Why is it so Hot in the Southwest

On June 30, 2013, the U.S. Southwest experienced some of its hottest days ever since records have been kept. The hottest place of all, Death Valley, tied its June heat record by reaching 129 degrees, just five degrees short of its all-time world heat record. The persistent heat wave also tied or broke many area records for consecutive heat, and it followed a spring which had already had above-average temperatures. Yet heat waves are not unusual in the Southwest. The extreme heat event of June and July 2013 was caused by the same basic factors which cause the Southwest to be hot and dry to begin with, amplified by specific weather conditions.


Much of the American Southwest is occupied by the Sonoran and Mojave Deserts, which are home to Death Valley, the hottest place on Earth. Most of the remainder of the Four Corner states, such as the Colorado Plateau, are either mountainous or arid grassland.

Nearly all parts of the American Southwest, with the exception of a few microclimate pockets, lie in the rain shadow of the Sierra Nevada, the Rocky Mountains and other major mountain ranges. As a result, nearly all of the Southwest is extremely dry, with high evaporation indexes.

However, most parts of the Southwest normally experience occasional precipitation even during the hottest months.
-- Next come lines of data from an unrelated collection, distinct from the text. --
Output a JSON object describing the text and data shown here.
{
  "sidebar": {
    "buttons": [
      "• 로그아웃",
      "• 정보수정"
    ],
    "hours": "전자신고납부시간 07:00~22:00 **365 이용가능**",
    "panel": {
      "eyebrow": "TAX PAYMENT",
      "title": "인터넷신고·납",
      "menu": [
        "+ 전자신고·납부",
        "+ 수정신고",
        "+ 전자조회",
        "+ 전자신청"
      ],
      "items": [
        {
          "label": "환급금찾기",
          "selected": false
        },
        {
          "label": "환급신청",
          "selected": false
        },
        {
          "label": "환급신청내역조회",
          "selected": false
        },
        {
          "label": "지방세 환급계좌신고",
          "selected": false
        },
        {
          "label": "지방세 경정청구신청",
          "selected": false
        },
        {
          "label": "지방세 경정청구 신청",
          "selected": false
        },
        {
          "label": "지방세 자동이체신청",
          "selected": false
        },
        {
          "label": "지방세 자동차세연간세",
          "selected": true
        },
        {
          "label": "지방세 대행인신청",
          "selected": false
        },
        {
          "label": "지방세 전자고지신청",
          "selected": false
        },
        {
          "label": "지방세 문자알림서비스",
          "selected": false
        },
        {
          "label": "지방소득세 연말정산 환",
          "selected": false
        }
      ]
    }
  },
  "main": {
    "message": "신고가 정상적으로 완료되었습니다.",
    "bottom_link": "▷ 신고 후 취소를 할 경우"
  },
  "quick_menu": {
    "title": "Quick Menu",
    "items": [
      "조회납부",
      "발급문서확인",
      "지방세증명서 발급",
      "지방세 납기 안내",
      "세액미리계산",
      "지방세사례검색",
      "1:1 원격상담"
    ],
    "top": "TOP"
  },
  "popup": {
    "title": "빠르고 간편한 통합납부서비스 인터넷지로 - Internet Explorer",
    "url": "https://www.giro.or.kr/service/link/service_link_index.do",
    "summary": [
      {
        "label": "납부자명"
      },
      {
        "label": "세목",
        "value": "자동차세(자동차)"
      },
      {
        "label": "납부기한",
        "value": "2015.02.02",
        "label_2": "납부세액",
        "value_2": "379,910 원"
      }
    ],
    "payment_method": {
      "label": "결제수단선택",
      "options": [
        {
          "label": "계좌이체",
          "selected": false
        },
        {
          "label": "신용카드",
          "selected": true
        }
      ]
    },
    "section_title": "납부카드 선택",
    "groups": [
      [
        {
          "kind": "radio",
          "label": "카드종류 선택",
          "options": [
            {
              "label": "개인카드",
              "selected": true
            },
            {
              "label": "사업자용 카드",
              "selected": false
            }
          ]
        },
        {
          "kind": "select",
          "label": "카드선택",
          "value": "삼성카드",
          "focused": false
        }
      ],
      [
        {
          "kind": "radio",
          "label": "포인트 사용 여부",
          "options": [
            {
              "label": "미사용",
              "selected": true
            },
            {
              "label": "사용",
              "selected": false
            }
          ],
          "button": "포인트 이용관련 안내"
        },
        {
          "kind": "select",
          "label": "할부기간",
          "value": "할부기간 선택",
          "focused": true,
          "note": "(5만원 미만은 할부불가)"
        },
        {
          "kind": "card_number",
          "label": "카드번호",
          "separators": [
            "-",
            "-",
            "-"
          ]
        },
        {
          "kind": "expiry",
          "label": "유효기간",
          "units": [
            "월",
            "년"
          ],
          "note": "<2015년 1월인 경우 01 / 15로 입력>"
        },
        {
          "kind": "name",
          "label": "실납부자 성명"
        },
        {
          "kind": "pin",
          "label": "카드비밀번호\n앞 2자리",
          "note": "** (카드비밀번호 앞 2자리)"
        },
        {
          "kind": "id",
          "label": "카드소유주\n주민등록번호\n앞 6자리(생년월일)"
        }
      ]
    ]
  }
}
In late June and early July of 2013, there was very little precipitation at all. In fact, the Las Vegas Valley recorded no precipitation at all throughout June. This has happened 20 times since records have been kept at McCarran.

Weather conditions

The persistent heat of June and July 2013 was directly caused by a ridge of high pressure which was trapped over the Southwest by a deep bend in the jet stream. As long as the bend in the jet stream remained in place, cool air from the north was funnelled to the east, while the high pressure system stayed parked over the west. This is called a blocking pattern.

In turn, the high pressure system created a cap of sinking warm air over the surface air. This effect traps ground level warmth at ground level. It also acts as a barrier to convection, which decreases the chance of rain.

Under unrelenting sunshine and with little chance for the heat to escape, the stagnant air under that high pressure system grew hotter and hotter. Even at night, the temperature in many parts of the Southwest did not go below 90 for days on end.

Heavy use of air conditioning during the heat wave only increased the problem. Although air conditioning ameliorates interior temperatures, it also increases the exterior temperatures in the vicinity of the air conditioning unit. This contributes to the urban heat island effect, especially during heat waves.

This heat wave could not end until the bight in the jet stream moved away from the Southwest. The same bend would go on to produce a severe heat wave in the UK later that July and August.

The jet stream

Deep bends in the jet stream are associated with erratic weather patterns which can remain stagnant for extended periods of time. The trapped weather system may bring prolonged heat, rain or cold, depending on the type of system which is trapped. An extremely deep bend in the jet stream can even temporarily bend back on itself, reversing the normal direction of global winds, which is what caused Hurricane Sandy to turn northwest so late in its life. However, the cause of those bends is not yet understood.

Some research has connected deep bends in the jet stream with low solar activity. However, this cannot explain the June-July 2013 heat wave in the Southwest, which occurred at close to solar maximum.

A new direction of climate study has connected increasing, deeper and more persistent bends in the jet stream with reduced winter snow cover in the far north. Some scientists are studying the effects of land temperature variations caused by decreasing snow cover in Siberia, while others are focusing on the effects of reduced Arctic sea ice. These areas of research are still too new for any degree of certainty.

Climate change

There is no direct causative link between climate change and any specific weather event. This includes hurricanes, tornadoes and the Southwest heat wave of June-July 2013.

However, climate change is occurring and is a factor in heat anomalies. Qualified scientists have confirmed that the average temperature of the Earth has increased by just over one degree over the last century. Most scientists now agree that by the end of this century, the average temperature of the Earth will increase by another three degrees.

Because severe weather is driven by heat energy, even a slight rise in temperature is likely to make the weather more erratic. Especially, flood and drought cycles tend to become more extreme, both in intensity and in duration. Thus, while the June-July 2013 heat wave was not caused by global warming, its severity may have been affected by it.